Beaver colony granted right to stay in Devon

The Department for Environment, Farming and Rural Affairs has legally sanctioned a beaver colony to remain on the River Otter in east Devon, after the success of its five-year reintroduction trial. The colony are the first wild beavers to live in the English countryside for four centuries.

Beaver
Emma Love

The Department for Environment, Food and Rural Affairs (Defra) granted permission today (6 August) for an established beaver colony to remain on the River Otter in east Devon following the successful completion of a five-year reintroduction trial.

Beavers were driven to extinction in the UK more than four centuries ago as they were hunted for their meat, fur and castoreum – a highly prized secretion used in medicine and perfumes.

In 2013, a family of beavers was found living on the River Otter, which was believed to be the first sighting of its kind in the English countryside for 500 years. After threats of removal, the Devon Wildlife Trust (DWT) and community groups traced the beavers’ origins back to Europe, gaining a license for a five-year reintroduction trial.

The trial, entitled the River Otter Beaver Trial, proved to be a success, helping landowners and the local community understand the environmental benefits of beavers. Dam-building can reduce pollution and boost local wildlife populations, and can be particularly useful within the context of climate change – damming slows the speed of floods downhill when there is too much rainfall, and can help provide water storage that prevents rivers running dry during droughts, two functions which will be increasingly helpful as flooding and drought periods are set to become more likely due to global heating.

Beaver Project Lead at Devon Wildlife Trust, Mark Elliott, said: “Our rivers and wetlands really need beavers, and this is brilliant news. Those of us involved with the Trial have seen just how critical beavers are for restoring more naturally functioning rivers, which will be so important during the ecological and climate emergency that we now face. 

“Naturally functioning rivers support healthy fish populations and also protect us from the extremes of weather that can bring so much misery to communities that live in floodplains, and to those suffering from acute water shortages in summer.
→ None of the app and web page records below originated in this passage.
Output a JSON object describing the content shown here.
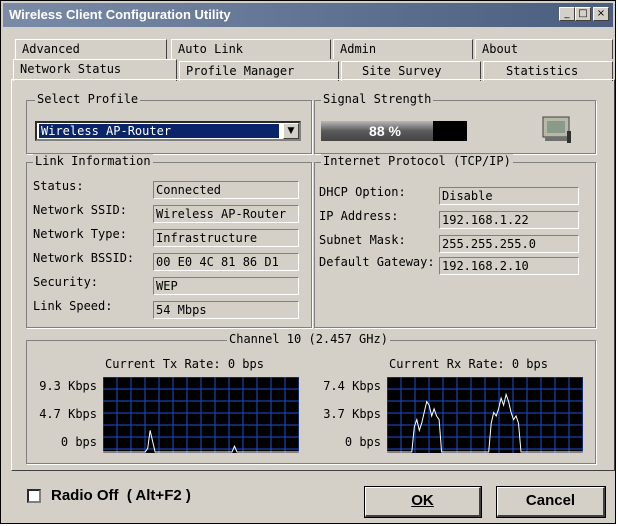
{
  "window": {
    "title": "Wireless Client Configuration Utility",
    "minimize_glyph": "_",
    "maximize_glyph": "□",
    "close_glyph": "×"
  },
  "tabs": {
    "row_back": [
      "Advanced",
      "Auto Link",
      "Admin",
      "About"
    ],
    "row_front": [
      "Network Status",
      "Profile Manager",
      "Site Survey",
      "Statistics"
    ],
    "active": "Network Status"
  },
  "select_profile": {
    "group_label": "Select Profile",
    "selected": "Wireless AP-Router",
    "arrow_glyph": "▼"
  },
  "signal": {
    "group_label": "Signal Strength",
    "value_text": "88 %",
    "level": 0.88
  },
  "link_info": {
    "group_label": "Link Information",
    "fields": [
      {
        "label": "Status:",
        "value": "Connected"
      },
      {
        "label": "Network SSID:",
        "value": "Wireless AP-Router"
      },
      {
        "label": "Network Type:",
        "value": "Infrastructure"
      },
      {
        "label": "Network BSSID:",
        "value": "00 E0 4C 81 86 D1"
      },
      {
        "label": "Security:",
        "value": "WEP"
      },
      {
        "label": "Link Speed:",
        "value": "54 Mbps"
      }
    ]
  },
  "tcpip": {
    "group_label": "Internet Protocol (TCP/IP)",
    "fields": [
      {
        "label": "DHCP Option:",
        "value": "Disable"
      },
      {
        "label": "IP Address:",
        "value": "192.168.1.22"
      },
      {
        "label": "Subnet Mask:",
        "value": "255.255.255.0"
      },
      {
        "label": "Default Gateway:",
        "value": "192.168.2.10"
      }
    ]
  },
  "channel": {
    "group_label": "Channel 10 (2.457 GHz)",
    "tx": {
      "title": "Current Tx Rate: 0 bps",
      "y_labels": [
        "9.3 Kbps",
        "4.7 Kbps",
        "0 bps"
      ],
      "trace": [
        0,
        0,
        0,
        0,
        0,
        0,
        0,
        0,
        0,
        0,
        0,
        0,
        0,
        0,
        0,
        0,
        0,
        0,
        0.05,
        0.3,
        0.15,
        0,
        0,
        0,
        0,
        0,
        0,
        0,
        0,
        0,
        0,
        0,
        0,
        0,
        0,
        0,
        0,
        0,
        0,
        0,
        0,
        0,
        0,
        0,
        0,
        0,
        0,
        0,
        0,
        0,
        0,
        0,
        0,
        0.08,
        0,
        0,
        0,
        0,
        0,
        0,
        0,
        0,
        0,
        0,
        0,
        0,
        0,
        0,
        0,
        0,
        0,
        0,
        0,
        0,
        0,
        0,
        0,
        0,
        0,
        0
      ]
    },
    "rx": {
      "title": "Current Rx Rate: 0 bps",
      "y_labels": [
        "7.4 Kbps",
        "3.7 Kbps",
        "0 bps"
      ],
      "trace": [
        0,
        0,
        0,
        0,
        0,
        0,
        0,
        0,
        0,
        0,
        0,
        0.35,
        0.45,
        0.3,
        0.4,
        0.55,
        0.7,
        0.65,
        0.5,
        0.6,
        0.5,
        0.45,
        0,
        0,
        0,
        0,
        0,
        0,
        0,
        0,
        0,
        0,
        0,
        0,
        0,
        0,
        0,
        0,
        0,
        0,
        0,
        0,
        0.4,
        0.55,
        0.5,
        0.6,
        0.75,
        0.65,
        0.8,
        0.7,
        0.55,
        0.45,
        0.5,
        0.4,
        0,
        0,
        0,
        0,
        0,
        0,
        0,
        0,
        0,
        0,
        0,
        0,
        0,
        0,
        0,
        0,
        0,
        0,
        0,
        0,
        0,
        0,
        0,
        0,
        0,
        0
      ]
    }
  },
  "footer": {
    "radio_off_label": "Radio Off  ( Alt+F2 )",
    "radio_off_checked": false,
    "ok_label": "OK",
    "cancel_label": "Cancel"
  },
  "colors": {
    "selection": "#0a246a",
    "graph_grid": "#1b4fd0",
    "graph_trace": "#ffffff"
  }
}
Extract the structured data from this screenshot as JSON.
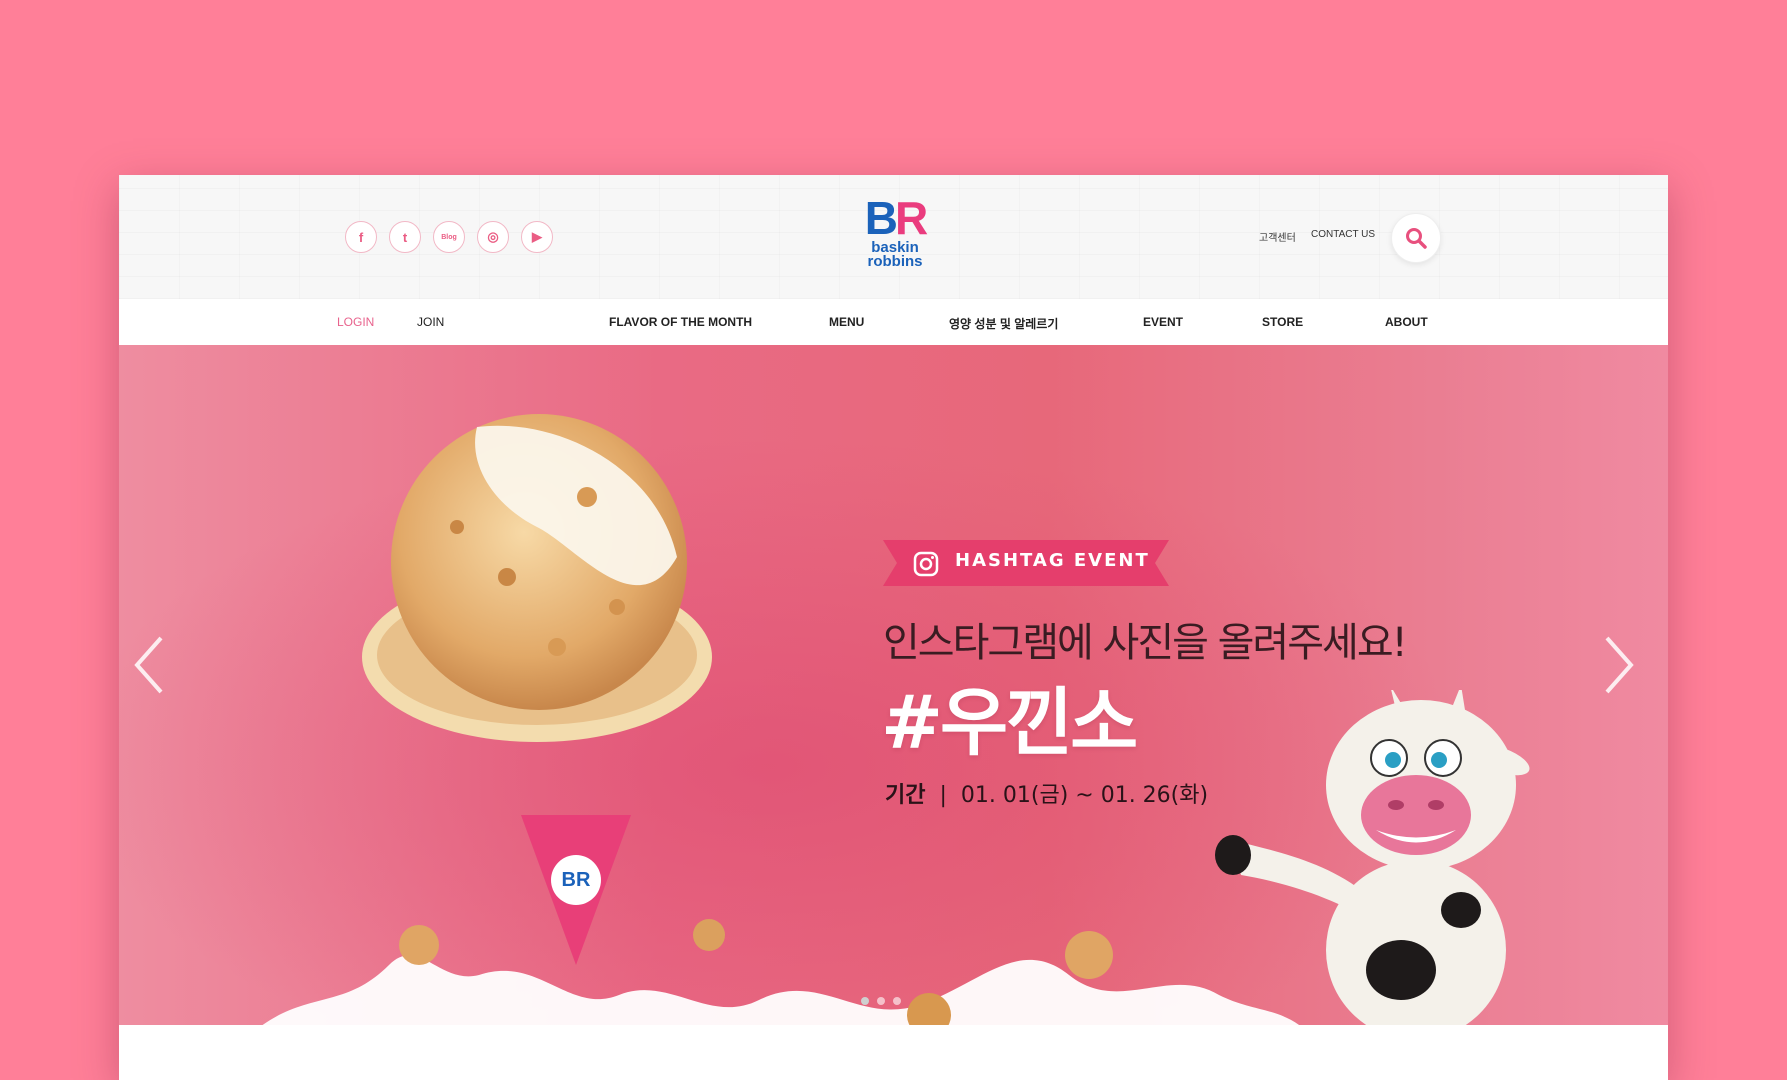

“Whilst this announcement by Defra is very welcome, it’s now vital that decisions are made on the national status of beavers that allows them to be reintroduced into other river systems in England. 

“There also needs to be funding to support landowners who wish to allow beavers to restore wetlands on their land, and to assist landowners who do not wish beavers to affect their farming practices. This is vital if we are to see beavers welcomed back into the English landscape after such a long absence.”

In February, Green Party Deputy Leader Amelia Womack called for the reintroduction of beavers as a native species across England and Wales, after the animal was thought to have played a major role in preventing flooding in Yorkshire during Storm Dennis. 

The Green Party set up a petition calling on Defra to reintroduce the animal more widely.